*** Begin section ***

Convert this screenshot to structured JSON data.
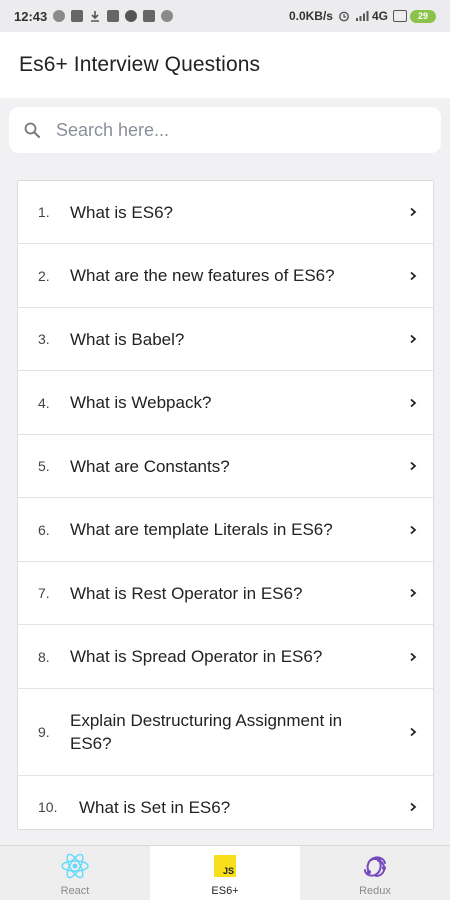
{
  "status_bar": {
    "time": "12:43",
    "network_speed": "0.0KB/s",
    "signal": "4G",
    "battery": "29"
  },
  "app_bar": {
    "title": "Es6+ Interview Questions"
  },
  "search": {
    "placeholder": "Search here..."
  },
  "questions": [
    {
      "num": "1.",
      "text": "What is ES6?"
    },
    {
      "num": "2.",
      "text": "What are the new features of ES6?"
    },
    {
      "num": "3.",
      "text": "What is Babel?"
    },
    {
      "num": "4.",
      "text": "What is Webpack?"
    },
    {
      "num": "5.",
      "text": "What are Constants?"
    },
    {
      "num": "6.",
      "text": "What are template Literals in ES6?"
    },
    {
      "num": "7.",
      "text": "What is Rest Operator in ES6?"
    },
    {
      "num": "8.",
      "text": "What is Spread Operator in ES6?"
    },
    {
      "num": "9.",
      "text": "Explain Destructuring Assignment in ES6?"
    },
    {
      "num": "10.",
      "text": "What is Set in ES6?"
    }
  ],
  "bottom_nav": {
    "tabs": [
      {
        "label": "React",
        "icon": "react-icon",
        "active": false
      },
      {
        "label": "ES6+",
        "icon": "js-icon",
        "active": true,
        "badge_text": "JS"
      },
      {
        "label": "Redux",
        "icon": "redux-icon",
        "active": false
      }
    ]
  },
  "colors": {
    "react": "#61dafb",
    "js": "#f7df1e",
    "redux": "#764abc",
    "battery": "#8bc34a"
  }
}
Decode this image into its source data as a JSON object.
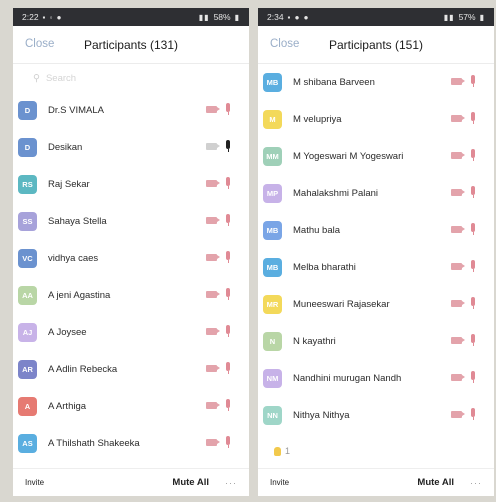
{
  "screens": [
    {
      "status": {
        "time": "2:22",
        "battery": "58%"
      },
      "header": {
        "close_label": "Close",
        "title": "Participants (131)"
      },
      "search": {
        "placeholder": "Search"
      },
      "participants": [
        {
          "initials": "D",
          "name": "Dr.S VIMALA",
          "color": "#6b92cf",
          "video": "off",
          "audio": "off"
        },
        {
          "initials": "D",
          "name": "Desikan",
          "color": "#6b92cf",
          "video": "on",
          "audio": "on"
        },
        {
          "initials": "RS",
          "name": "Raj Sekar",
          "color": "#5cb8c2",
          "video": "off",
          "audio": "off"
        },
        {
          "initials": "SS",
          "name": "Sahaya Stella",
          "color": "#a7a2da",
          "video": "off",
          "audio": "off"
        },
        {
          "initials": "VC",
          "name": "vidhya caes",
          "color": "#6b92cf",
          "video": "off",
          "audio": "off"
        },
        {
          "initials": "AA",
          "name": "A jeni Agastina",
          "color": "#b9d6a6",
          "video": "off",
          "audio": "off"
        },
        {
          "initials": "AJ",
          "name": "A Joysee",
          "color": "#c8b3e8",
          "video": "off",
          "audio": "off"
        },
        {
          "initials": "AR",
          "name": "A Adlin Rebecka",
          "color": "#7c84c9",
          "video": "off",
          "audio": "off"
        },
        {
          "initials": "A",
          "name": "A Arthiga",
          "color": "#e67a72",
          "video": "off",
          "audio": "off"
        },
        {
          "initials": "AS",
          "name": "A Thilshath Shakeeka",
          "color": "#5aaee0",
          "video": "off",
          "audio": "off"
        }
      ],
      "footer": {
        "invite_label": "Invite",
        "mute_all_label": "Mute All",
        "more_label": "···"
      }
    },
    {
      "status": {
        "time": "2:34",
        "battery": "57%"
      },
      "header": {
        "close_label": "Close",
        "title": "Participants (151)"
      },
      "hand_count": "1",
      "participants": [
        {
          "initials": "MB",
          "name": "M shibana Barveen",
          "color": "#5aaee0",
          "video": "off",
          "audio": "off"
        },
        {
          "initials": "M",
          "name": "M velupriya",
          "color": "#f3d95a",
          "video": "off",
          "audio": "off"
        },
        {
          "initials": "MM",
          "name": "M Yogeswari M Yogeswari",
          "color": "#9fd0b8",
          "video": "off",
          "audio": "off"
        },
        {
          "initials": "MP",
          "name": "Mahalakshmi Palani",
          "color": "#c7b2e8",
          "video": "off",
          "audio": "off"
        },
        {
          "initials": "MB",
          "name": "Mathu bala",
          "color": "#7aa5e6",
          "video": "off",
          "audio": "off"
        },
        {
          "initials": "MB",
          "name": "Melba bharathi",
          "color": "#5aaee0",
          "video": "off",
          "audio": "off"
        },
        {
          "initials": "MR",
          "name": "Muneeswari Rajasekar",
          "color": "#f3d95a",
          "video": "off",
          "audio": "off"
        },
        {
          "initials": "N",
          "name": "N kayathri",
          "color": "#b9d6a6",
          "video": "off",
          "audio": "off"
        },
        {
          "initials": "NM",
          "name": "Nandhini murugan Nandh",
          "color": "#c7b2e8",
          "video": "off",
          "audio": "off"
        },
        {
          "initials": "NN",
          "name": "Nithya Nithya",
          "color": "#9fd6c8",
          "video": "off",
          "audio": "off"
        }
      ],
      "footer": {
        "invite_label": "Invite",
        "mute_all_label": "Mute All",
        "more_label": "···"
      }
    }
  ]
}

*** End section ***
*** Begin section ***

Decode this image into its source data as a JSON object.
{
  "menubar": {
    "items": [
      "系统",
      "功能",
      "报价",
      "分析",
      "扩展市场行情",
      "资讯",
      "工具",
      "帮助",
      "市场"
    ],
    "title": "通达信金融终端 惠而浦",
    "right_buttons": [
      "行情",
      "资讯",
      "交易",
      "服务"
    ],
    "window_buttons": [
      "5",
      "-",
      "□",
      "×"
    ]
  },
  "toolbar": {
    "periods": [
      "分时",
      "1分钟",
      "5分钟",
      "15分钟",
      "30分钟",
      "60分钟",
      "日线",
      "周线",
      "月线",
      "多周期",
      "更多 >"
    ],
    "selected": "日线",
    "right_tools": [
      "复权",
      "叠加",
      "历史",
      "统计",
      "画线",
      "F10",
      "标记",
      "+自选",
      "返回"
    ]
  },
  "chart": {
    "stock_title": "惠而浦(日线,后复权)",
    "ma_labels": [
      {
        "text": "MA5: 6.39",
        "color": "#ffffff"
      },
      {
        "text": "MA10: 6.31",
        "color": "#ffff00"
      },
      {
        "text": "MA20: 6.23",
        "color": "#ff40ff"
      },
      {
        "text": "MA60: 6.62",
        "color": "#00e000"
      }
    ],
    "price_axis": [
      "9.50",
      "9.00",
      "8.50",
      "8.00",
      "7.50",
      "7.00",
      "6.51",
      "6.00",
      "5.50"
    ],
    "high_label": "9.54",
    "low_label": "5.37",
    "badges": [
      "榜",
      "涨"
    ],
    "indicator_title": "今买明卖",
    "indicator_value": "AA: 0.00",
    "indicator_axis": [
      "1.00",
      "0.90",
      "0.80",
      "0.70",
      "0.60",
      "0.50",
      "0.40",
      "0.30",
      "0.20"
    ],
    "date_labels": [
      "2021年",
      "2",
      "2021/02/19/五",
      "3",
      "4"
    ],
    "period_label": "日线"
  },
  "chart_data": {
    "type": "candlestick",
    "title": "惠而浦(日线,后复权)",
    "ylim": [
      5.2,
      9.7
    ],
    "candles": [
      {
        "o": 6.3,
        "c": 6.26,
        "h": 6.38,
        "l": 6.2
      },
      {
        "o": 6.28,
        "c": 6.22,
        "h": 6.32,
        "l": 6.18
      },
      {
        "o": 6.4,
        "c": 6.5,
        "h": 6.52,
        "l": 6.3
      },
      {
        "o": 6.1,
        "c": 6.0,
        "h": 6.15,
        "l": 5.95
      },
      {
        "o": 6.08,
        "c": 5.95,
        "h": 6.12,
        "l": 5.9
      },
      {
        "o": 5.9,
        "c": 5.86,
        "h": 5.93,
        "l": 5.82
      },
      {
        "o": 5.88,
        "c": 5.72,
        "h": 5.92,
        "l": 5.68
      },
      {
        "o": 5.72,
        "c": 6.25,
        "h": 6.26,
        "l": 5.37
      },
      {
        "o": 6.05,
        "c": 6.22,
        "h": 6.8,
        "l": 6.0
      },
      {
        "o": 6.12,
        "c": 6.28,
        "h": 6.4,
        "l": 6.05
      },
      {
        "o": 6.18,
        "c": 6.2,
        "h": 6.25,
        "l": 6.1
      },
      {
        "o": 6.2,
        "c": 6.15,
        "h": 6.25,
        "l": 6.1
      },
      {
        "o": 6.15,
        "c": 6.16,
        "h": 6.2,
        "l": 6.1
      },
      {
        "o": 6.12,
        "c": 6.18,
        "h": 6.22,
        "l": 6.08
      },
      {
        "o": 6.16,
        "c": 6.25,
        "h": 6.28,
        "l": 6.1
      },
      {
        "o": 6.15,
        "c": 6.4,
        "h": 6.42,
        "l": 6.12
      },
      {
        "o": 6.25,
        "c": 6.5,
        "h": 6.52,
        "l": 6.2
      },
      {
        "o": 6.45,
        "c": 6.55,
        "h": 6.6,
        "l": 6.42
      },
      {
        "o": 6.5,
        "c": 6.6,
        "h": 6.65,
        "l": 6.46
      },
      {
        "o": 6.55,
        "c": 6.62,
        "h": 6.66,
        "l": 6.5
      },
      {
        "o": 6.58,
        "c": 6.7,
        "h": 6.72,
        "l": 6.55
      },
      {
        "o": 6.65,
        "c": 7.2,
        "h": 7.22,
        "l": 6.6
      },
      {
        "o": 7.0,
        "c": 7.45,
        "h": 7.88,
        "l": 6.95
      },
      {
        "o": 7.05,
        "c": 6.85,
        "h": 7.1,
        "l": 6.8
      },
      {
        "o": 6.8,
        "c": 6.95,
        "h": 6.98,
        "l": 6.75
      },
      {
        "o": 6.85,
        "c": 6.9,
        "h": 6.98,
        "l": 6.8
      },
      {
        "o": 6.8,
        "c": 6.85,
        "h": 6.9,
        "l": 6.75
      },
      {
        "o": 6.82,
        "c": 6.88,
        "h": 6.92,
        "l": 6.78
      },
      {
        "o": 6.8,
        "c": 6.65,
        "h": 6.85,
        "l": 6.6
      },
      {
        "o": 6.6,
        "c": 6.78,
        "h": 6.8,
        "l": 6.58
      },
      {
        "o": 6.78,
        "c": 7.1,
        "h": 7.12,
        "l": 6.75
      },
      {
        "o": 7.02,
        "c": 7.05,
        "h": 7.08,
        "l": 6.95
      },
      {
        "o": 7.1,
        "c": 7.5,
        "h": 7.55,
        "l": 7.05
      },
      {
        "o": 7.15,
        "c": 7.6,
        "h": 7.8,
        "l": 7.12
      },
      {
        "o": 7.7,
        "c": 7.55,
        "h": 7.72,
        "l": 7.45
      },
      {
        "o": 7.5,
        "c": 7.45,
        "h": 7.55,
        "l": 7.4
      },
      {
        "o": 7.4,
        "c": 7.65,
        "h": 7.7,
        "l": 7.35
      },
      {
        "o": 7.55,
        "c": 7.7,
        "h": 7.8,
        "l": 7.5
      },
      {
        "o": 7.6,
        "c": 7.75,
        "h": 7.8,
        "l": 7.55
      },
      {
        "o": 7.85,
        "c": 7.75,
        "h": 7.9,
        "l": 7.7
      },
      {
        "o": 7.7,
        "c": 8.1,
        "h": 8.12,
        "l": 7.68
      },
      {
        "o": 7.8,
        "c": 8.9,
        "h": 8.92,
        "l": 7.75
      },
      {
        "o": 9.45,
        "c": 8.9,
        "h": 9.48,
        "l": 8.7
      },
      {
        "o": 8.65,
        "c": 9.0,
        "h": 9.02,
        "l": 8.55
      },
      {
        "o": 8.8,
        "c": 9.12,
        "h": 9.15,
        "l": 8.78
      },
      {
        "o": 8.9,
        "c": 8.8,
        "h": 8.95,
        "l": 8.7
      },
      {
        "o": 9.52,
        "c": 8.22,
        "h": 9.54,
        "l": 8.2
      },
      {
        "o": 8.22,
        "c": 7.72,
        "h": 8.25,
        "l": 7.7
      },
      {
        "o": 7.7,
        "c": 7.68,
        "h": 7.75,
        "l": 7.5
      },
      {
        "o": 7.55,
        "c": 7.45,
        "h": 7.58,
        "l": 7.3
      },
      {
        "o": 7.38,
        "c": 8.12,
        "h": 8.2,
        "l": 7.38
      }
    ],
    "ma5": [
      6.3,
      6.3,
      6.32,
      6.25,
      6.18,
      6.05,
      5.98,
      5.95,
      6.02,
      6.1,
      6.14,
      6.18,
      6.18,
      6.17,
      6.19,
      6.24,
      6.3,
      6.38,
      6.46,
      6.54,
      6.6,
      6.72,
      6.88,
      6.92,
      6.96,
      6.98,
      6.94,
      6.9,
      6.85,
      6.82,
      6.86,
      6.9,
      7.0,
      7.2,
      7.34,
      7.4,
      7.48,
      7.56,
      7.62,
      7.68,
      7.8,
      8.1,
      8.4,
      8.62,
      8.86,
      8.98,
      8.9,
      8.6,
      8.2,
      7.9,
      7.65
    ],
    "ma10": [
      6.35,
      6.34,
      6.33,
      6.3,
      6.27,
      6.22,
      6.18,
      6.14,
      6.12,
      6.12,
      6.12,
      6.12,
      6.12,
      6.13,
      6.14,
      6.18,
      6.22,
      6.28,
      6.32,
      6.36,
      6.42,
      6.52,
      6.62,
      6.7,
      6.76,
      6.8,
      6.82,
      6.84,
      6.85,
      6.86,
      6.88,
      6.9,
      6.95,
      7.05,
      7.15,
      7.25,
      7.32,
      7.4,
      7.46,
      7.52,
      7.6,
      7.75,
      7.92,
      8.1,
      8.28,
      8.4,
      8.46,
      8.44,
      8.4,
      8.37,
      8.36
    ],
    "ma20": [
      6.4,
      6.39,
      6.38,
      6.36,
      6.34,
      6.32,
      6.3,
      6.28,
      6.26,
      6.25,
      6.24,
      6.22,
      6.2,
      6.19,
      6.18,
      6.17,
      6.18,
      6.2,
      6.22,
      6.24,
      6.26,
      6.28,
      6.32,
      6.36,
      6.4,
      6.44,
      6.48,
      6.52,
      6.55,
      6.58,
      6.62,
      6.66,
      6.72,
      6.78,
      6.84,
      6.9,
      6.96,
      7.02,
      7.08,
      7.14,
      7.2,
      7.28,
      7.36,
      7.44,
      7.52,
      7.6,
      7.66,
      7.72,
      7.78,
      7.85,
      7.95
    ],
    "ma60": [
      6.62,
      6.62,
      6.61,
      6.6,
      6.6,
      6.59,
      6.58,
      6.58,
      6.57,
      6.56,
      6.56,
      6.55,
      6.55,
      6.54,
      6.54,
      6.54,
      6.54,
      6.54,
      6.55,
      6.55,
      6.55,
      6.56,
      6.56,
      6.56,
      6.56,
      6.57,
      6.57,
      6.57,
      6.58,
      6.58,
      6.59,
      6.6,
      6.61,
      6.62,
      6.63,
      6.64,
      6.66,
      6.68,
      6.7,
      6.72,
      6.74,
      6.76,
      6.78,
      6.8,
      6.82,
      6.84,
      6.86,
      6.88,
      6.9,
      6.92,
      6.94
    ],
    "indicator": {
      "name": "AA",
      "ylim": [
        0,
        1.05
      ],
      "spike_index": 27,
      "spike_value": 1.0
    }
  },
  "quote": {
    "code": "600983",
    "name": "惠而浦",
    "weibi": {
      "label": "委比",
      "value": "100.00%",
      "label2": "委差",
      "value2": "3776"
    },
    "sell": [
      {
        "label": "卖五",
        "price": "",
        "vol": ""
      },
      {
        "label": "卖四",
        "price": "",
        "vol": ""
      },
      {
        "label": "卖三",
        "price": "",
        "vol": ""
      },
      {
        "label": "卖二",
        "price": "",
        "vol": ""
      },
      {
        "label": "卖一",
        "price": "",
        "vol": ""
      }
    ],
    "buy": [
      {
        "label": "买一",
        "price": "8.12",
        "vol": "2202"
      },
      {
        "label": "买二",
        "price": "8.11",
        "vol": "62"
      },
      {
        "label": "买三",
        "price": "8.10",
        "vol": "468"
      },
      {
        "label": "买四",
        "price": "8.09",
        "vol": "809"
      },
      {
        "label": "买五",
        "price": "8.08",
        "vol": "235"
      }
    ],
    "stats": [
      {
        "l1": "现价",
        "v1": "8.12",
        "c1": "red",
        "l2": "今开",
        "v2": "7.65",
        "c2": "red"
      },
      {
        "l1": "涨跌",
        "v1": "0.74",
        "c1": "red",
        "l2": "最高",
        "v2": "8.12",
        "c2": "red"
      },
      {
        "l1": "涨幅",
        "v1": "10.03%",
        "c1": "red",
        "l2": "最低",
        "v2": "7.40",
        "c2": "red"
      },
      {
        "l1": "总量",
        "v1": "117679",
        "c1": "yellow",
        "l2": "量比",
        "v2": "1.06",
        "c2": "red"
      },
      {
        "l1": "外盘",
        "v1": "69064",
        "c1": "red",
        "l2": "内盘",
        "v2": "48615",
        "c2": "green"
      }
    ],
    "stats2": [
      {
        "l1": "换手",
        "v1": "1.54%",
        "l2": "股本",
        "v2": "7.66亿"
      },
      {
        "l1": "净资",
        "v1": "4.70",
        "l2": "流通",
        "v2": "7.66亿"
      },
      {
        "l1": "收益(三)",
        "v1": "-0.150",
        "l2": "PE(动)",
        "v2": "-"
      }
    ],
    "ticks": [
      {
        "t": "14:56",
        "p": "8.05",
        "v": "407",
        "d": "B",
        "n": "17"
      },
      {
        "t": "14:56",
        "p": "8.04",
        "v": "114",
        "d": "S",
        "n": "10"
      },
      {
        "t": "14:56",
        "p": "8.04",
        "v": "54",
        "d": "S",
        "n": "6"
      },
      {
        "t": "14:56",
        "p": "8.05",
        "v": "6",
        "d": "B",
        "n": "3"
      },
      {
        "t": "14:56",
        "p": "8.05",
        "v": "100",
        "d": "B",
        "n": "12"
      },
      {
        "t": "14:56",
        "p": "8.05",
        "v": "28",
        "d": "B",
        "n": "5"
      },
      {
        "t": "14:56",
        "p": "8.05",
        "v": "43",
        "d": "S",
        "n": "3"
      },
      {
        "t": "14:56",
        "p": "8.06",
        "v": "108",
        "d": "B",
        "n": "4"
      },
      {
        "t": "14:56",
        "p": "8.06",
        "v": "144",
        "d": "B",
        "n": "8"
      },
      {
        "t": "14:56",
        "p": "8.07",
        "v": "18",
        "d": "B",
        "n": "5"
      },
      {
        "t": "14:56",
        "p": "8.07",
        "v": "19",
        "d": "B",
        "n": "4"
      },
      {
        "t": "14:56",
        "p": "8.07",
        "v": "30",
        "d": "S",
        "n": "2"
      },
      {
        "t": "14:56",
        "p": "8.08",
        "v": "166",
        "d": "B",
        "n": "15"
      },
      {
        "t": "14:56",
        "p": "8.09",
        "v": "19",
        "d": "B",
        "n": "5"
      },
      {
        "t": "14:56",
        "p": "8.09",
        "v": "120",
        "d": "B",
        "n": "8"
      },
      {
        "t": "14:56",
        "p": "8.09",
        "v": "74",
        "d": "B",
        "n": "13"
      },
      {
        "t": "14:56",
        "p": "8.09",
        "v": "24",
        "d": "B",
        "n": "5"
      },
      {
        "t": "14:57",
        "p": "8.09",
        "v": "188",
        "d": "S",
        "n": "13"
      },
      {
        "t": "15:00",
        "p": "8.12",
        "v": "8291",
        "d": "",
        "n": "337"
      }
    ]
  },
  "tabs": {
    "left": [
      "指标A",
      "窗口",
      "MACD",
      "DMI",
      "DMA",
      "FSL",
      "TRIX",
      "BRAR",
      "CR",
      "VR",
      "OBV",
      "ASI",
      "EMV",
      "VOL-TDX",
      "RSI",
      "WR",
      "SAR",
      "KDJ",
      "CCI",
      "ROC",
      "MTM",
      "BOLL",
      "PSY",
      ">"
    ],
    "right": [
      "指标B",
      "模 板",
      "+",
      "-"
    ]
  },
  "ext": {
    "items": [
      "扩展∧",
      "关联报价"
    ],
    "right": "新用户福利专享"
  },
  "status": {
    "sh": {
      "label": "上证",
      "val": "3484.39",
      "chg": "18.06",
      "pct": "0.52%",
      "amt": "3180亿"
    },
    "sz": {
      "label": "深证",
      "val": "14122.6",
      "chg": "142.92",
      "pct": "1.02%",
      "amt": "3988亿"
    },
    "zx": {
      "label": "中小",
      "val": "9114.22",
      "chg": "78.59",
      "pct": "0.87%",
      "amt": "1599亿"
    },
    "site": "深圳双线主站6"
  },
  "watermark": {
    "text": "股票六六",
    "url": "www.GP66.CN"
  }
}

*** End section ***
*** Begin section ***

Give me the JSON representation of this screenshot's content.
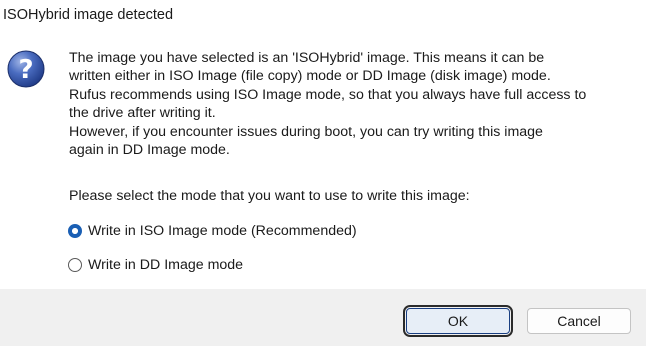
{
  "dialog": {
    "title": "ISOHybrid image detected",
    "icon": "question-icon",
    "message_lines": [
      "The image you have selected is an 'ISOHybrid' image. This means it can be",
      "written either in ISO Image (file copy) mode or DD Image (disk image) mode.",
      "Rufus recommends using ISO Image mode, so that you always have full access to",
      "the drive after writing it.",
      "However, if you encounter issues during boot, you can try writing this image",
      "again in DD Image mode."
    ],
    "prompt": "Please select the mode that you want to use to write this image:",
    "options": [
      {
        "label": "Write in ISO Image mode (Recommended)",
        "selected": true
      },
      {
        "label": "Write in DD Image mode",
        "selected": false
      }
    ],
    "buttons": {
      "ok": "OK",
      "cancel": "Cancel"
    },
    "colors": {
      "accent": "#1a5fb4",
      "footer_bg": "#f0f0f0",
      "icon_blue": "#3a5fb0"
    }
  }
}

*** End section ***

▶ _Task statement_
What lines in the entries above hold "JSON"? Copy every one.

▶ _Exercise response_
Convert this screenshot to structured JSON data.
Decode this image into its source data as a JSON object.
Decode this image into its source data as a JSON object.
Give me the JSON representation of this screenshot's content.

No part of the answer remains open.